--- What you will do ---
Filter the records, keeping every line that has the string "Adaptive".
——
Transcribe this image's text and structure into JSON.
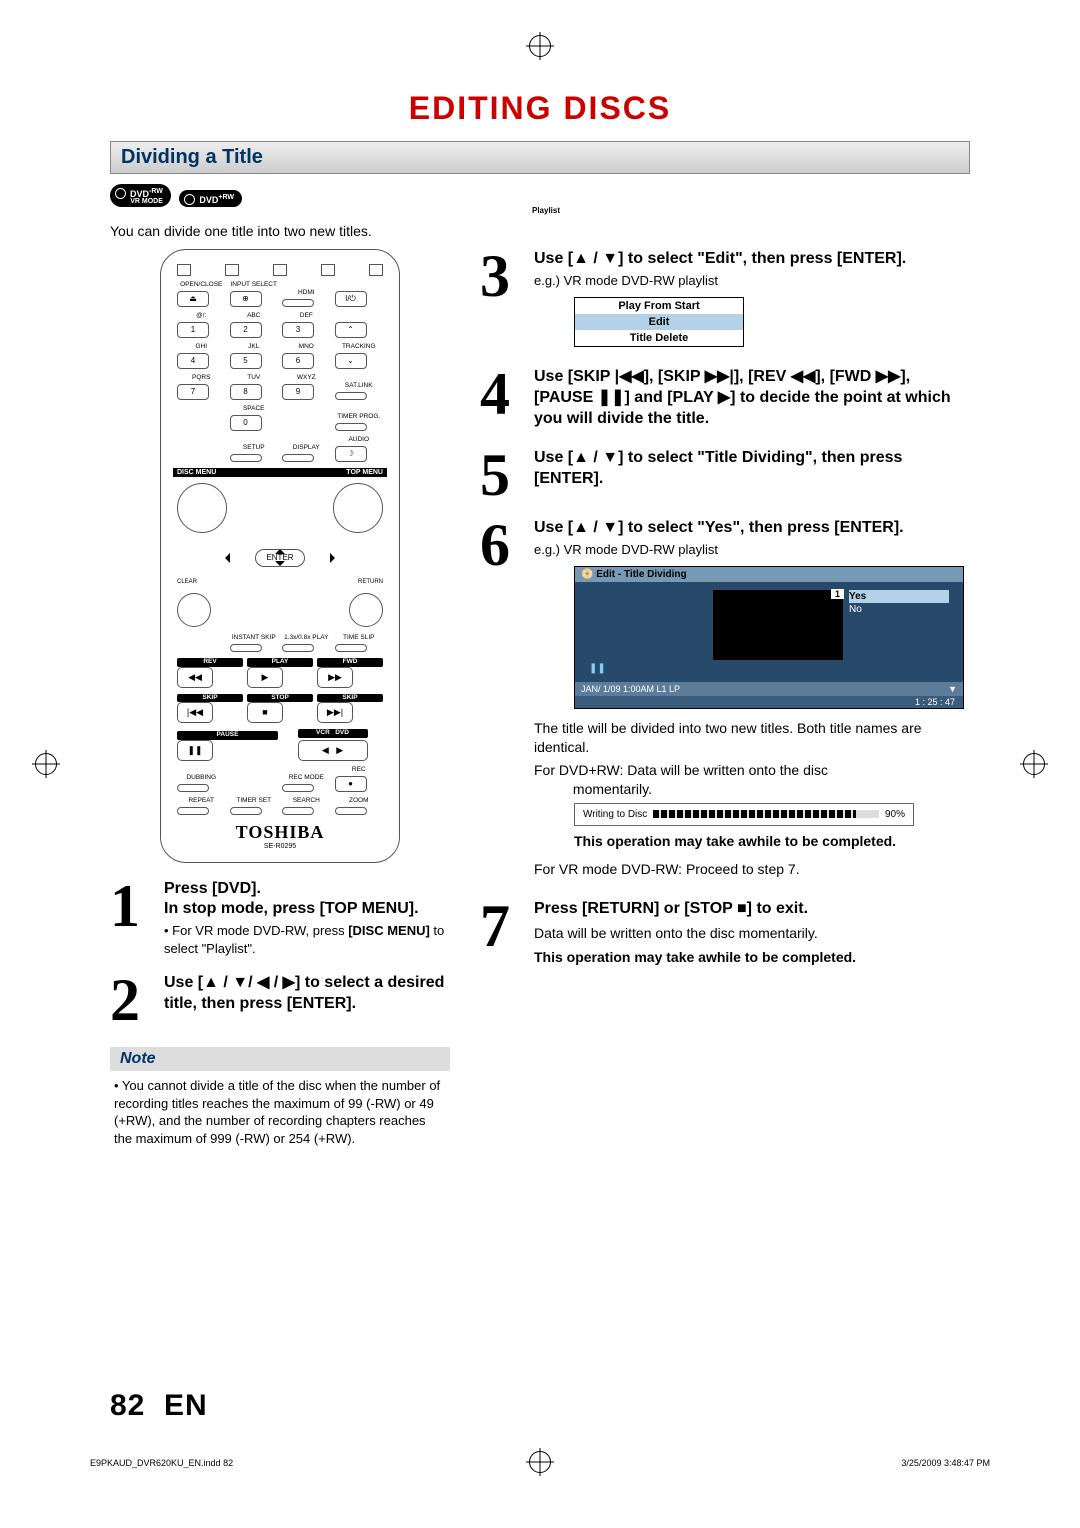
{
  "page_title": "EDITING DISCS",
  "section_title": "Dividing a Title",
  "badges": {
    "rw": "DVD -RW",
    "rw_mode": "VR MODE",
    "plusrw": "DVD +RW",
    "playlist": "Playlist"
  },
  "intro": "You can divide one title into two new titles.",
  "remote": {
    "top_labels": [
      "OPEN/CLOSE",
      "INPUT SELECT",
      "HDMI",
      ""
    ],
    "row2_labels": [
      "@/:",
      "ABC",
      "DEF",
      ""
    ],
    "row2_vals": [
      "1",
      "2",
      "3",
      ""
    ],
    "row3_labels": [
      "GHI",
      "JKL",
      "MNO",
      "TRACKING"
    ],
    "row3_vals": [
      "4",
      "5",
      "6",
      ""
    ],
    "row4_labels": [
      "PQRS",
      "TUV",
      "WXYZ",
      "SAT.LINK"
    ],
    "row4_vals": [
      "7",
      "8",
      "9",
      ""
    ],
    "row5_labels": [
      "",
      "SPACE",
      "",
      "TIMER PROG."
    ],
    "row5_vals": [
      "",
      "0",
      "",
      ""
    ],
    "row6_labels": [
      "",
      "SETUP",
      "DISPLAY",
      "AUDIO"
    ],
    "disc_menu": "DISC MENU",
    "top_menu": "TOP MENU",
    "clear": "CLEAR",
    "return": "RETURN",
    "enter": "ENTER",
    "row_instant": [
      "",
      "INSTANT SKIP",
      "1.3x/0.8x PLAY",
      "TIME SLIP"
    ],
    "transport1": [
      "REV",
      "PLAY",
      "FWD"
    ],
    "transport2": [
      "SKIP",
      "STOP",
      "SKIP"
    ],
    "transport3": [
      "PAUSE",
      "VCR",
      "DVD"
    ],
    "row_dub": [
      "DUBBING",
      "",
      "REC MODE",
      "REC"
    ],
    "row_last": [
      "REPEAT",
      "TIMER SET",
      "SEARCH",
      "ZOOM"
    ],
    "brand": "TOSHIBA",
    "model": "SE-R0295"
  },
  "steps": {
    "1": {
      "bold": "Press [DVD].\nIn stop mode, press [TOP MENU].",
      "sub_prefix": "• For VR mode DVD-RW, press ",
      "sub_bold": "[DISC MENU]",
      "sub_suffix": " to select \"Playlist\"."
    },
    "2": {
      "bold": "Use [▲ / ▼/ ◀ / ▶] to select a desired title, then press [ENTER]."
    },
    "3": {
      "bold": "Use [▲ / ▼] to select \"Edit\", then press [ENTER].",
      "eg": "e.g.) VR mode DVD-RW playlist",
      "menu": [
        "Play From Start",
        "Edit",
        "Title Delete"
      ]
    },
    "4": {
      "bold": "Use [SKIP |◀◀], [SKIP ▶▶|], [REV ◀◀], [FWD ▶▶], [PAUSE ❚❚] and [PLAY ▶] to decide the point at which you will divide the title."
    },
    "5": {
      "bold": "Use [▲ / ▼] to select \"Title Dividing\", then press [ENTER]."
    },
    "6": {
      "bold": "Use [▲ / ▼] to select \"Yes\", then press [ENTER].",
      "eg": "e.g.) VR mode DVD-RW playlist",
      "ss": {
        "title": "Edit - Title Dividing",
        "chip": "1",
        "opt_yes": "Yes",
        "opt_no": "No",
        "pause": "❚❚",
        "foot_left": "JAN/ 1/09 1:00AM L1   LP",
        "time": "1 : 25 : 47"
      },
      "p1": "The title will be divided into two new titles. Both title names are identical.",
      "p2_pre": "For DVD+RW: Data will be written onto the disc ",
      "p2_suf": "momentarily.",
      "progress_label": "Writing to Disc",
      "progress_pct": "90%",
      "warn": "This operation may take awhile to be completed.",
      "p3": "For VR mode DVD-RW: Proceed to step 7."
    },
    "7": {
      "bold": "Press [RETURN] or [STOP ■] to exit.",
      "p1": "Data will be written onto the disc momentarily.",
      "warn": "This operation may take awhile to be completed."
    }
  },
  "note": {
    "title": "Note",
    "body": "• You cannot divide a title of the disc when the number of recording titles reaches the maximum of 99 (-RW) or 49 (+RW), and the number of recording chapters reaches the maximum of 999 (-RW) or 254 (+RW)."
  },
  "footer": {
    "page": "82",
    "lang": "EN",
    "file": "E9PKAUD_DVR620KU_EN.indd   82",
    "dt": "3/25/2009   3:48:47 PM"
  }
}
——
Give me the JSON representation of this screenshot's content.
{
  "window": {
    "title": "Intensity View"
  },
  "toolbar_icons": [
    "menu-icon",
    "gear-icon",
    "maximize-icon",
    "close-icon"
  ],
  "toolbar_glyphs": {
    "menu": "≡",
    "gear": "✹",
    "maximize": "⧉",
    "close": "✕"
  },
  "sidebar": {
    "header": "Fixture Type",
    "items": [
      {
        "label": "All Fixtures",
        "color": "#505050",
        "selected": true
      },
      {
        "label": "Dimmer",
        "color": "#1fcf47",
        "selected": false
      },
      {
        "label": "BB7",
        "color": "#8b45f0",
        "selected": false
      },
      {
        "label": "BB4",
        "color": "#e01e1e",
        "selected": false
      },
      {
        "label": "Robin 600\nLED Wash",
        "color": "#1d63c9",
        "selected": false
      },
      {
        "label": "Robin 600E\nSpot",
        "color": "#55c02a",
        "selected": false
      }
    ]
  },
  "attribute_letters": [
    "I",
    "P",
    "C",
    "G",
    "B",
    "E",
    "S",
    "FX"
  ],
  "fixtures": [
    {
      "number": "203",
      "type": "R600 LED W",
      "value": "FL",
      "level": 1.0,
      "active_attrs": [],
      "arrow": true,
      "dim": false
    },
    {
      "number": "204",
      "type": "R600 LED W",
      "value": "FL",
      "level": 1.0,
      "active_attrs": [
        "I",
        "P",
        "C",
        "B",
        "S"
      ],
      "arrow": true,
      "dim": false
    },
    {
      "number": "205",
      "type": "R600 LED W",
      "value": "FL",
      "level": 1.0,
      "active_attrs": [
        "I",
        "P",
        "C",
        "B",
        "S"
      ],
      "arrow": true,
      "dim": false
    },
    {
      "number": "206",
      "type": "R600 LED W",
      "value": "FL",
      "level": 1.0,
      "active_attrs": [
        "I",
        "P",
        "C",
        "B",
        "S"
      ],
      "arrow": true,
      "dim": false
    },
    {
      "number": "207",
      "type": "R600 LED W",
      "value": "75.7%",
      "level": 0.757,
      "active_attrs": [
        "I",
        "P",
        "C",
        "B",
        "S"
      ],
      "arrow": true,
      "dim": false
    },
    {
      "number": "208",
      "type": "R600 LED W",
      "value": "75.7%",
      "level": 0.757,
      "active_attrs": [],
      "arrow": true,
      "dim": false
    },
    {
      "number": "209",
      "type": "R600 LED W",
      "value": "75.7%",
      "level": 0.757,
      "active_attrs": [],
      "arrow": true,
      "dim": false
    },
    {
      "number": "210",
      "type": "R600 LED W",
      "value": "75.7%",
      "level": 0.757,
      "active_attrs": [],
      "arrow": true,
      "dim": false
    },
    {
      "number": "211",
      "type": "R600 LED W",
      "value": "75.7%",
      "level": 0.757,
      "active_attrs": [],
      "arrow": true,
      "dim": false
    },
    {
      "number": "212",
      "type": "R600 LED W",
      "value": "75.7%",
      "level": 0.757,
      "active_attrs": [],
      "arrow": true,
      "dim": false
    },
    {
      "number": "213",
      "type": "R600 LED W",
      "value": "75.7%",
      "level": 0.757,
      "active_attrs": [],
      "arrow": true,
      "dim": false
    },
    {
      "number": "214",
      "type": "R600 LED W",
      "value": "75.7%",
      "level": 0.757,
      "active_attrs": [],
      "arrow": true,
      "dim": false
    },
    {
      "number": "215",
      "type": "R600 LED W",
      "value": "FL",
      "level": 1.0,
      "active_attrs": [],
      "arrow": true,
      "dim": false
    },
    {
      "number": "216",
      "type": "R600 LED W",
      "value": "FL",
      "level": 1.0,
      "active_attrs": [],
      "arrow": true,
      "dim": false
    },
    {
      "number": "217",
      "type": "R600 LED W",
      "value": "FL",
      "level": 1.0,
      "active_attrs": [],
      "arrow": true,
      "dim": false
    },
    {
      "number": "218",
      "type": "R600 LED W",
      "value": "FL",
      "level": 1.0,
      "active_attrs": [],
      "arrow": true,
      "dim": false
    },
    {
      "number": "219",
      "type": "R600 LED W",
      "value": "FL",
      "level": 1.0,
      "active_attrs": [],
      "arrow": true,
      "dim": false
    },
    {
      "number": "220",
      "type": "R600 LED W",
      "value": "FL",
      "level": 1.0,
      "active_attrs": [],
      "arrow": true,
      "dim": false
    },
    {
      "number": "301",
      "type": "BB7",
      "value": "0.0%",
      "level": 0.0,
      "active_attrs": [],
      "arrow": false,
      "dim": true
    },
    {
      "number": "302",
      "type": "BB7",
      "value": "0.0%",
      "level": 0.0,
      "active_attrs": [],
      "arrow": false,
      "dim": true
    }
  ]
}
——
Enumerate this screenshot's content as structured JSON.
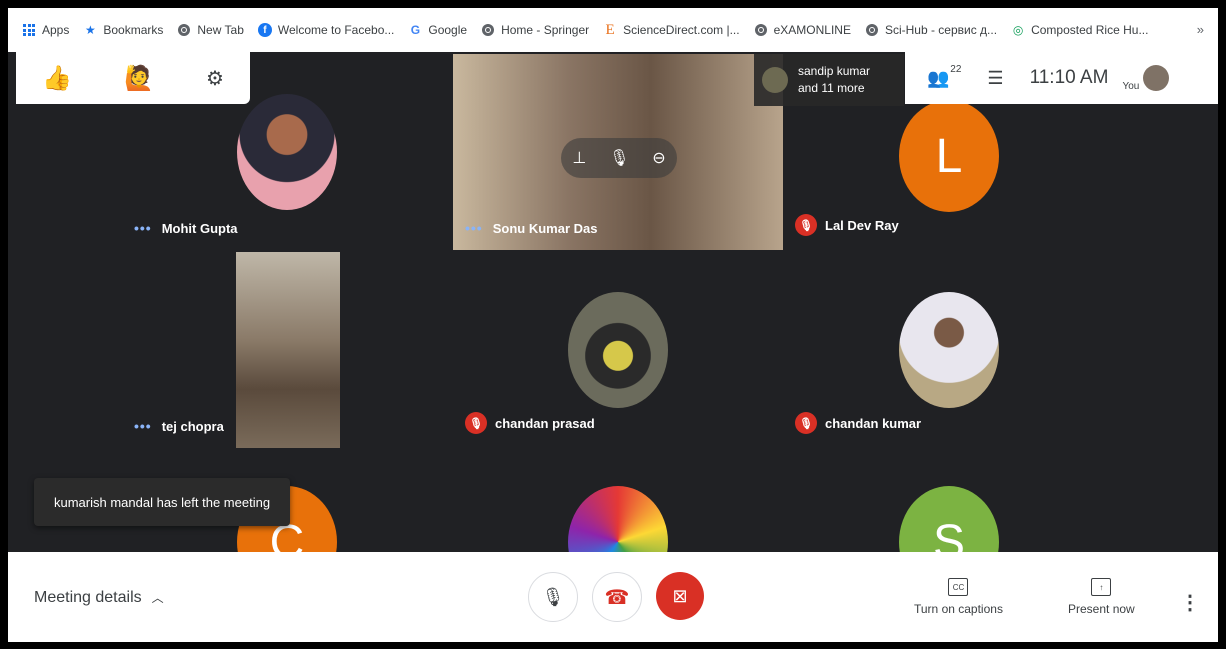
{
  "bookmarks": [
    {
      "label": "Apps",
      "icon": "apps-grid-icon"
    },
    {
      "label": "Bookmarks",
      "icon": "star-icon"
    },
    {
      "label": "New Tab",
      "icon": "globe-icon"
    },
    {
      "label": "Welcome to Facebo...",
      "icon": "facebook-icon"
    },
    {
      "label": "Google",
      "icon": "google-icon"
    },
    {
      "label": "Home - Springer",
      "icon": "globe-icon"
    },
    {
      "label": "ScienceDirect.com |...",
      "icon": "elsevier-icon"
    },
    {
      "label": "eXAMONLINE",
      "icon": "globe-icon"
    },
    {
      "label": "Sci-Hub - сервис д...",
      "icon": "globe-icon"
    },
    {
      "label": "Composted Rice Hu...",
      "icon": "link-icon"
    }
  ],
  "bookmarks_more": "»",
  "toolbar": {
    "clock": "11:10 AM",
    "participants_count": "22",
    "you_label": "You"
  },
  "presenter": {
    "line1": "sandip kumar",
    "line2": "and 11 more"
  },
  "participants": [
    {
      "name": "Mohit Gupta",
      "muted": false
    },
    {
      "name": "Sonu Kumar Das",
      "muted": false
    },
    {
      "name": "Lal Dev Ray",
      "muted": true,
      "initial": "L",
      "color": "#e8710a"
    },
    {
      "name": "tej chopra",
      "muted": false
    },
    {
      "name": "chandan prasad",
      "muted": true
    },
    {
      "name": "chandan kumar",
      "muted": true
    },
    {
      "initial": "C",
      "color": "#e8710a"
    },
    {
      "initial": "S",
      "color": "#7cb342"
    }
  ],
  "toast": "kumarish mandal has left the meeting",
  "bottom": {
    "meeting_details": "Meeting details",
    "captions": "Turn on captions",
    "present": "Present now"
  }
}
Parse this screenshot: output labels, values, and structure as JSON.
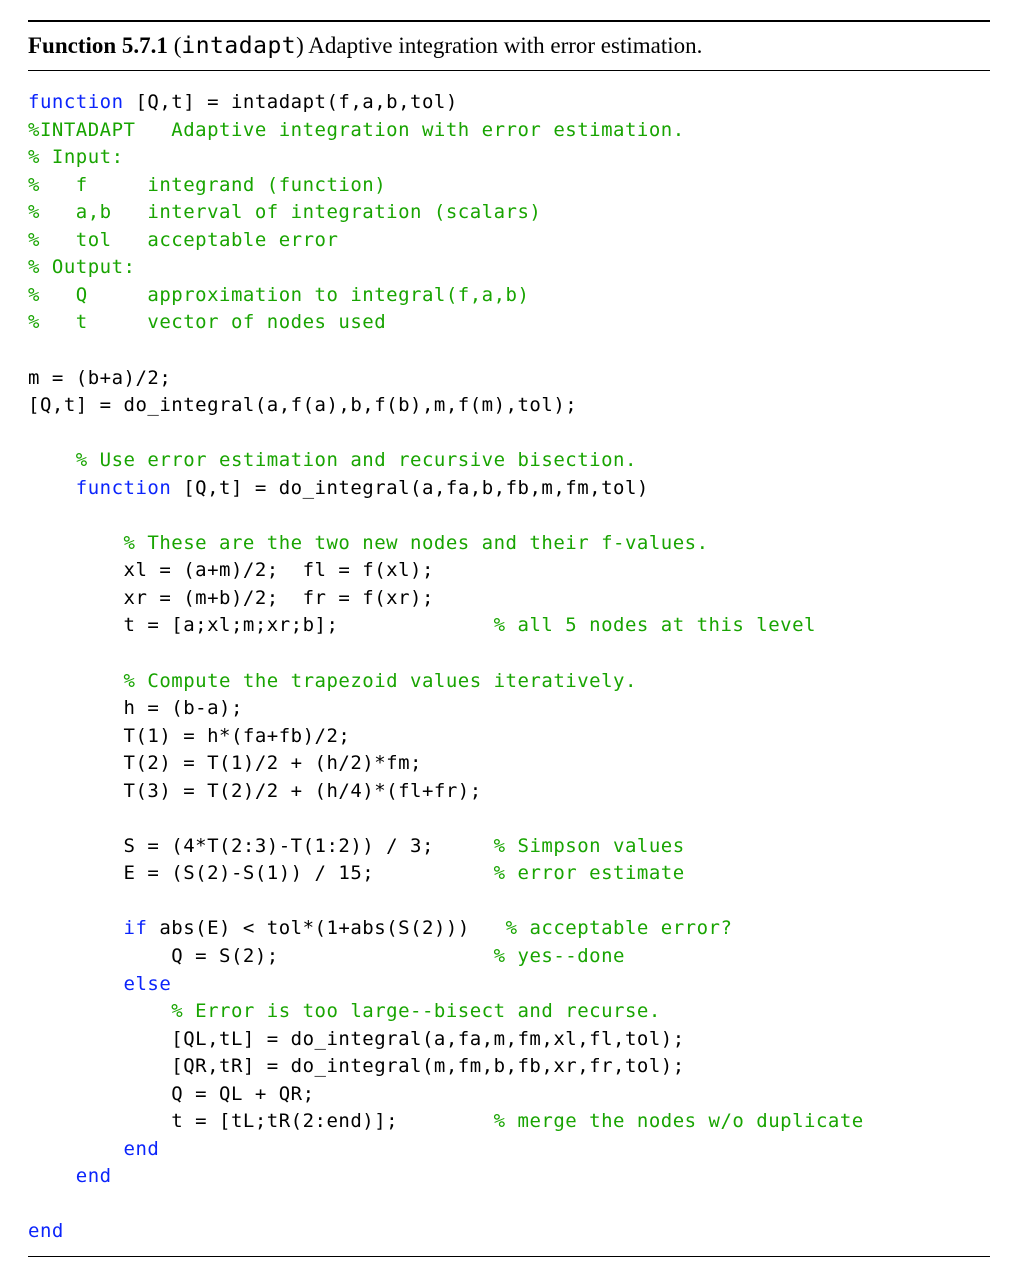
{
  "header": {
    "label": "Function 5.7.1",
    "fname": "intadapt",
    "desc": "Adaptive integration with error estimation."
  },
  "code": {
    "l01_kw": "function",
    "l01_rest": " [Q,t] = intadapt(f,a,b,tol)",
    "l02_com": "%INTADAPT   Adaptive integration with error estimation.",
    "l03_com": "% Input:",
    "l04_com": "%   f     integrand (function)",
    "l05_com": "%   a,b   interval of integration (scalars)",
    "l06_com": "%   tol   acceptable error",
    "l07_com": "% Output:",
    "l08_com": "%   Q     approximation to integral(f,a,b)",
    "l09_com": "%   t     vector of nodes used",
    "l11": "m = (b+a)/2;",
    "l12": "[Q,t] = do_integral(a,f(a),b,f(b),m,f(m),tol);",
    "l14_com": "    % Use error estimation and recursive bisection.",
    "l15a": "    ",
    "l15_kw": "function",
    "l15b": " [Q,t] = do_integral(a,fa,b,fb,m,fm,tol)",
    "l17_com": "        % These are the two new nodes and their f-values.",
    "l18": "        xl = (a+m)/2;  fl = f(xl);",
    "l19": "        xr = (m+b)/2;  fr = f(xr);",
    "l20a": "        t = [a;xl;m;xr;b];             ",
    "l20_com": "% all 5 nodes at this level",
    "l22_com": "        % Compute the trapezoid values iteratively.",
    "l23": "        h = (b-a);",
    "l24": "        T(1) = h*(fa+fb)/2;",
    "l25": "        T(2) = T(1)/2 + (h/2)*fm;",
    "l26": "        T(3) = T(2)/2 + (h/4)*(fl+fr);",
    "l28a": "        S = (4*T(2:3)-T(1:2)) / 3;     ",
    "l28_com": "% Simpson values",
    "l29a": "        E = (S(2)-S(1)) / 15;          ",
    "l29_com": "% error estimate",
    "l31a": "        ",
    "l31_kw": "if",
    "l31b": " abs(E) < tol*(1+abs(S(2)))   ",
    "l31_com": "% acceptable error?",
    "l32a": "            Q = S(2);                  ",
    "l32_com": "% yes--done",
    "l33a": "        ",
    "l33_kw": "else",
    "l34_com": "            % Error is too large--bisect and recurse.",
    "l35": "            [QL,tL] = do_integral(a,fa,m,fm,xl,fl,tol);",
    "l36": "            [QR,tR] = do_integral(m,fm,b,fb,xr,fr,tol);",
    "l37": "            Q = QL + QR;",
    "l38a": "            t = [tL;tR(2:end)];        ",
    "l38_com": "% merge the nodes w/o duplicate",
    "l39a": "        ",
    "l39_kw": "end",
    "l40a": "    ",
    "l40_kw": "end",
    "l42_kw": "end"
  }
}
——
--- Exercise result ---
    "desc": "Adaptive integration with error estimation."
    "l02_com": "%INTADAPT   Adaptive integration with error estimation.",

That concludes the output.